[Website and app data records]
· · · ·

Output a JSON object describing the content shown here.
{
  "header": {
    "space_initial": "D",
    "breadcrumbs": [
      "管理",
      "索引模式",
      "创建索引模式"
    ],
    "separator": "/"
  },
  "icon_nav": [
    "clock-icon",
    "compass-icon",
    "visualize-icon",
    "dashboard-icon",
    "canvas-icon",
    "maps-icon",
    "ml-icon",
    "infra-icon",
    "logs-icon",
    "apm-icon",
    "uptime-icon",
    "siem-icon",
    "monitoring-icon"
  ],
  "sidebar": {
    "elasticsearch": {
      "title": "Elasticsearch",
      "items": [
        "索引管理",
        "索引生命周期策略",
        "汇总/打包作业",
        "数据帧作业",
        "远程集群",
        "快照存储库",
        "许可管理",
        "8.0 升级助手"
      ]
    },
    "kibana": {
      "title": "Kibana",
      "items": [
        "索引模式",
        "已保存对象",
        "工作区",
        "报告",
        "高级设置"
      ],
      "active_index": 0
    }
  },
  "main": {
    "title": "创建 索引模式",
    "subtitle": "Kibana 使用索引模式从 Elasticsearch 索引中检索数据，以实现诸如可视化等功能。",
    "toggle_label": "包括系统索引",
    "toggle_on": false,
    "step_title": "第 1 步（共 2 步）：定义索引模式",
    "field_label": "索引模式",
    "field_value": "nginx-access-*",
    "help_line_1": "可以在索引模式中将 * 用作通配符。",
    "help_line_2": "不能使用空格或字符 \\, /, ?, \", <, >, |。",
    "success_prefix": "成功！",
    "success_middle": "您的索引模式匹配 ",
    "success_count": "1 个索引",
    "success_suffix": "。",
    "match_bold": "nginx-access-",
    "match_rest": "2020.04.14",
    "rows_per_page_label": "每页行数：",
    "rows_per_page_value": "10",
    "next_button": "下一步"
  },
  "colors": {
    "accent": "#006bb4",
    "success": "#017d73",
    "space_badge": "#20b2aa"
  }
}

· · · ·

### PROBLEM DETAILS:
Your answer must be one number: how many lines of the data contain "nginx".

### SOLUTION:
2